REVIEW High Museum Charity Wine Auction
One of the biggest charity events in Atlanta, the High Museum Charity Wine Auction is much appreciated and much criticized. This multi-day, multi-audience event brings oneophiles from across the Southeast out to play, bringing in millions in revenue for the High Museum. This year I had the chance to sneak into the trade tasting, one of the many pieces to this multi day extravaganza. The tasting allows you to try unlimited wine for only $15, a wonderful day to waste an afternoon (and an evening as you will likely be incapacitated). The catch- for this portion of the Wine Auction you must be an “industry” person, ie associated with a business that may or can purchase bulk wine. But don’t worry, you can participate in one of the many other wine centric activities, as long as you have some cash. With some of the dinners running around $140 per person, the golf tournament costing $575 per player and bottles of wine flying off the shelves at top dollar.
Here is a review of lessons learned from this event.
- This event utilizes a readily available audience. Although wine and art go well together, those in attendance don’t have to like the High to spend their money on great wine and great times.
- This event capitalizes on a large cross section of folks. While some dates are for the general public, one day is specifically geared towards people in the spirits industry- restaurant owners, wine distributors, bartenders and the like. This event uses an already established practice, providing possible wine purchasers with sampling from wine distributors, by tacking on a $15 fee per person. Since distributors would be giving their product samples free of charge anyways, sourcing samples and attendees is easy for the organizers.
- Some of the event activities are very expensive, and some would say inefficient. Large fancy dinners cost a lot of money to organize, especially when they require big tented spaces at Atlantic Station.
- With a week of events that run from golf tournaments to wine auctions, the High Museum “event” could overextend key donors and sponsors in the already small Atlanta market.

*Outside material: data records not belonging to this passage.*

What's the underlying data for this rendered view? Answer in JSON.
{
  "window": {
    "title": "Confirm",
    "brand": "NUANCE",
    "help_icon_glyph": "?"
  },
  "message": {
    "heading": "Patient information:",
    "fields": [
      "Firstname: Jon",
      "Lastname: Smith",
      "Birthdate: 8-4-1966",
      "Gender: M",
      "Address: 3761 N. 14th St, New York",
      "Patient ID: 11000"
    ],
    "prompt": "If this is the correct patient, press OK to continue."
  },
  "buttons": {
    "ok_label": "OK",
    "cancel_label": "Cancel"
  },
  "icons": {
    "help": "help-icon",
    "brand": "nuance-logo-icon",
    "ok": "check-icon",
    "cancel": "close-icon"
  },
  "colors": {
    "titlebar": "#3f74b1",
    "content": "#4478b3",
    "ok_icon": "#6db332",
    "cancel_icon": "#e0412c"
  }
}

All in all, this is a fun event for participants. If you ever have the chance to sneak in to the trade tasting, I highly recommend it. If you have the cash to attend the soiree or to participate in the auction, you won’t soon forget it.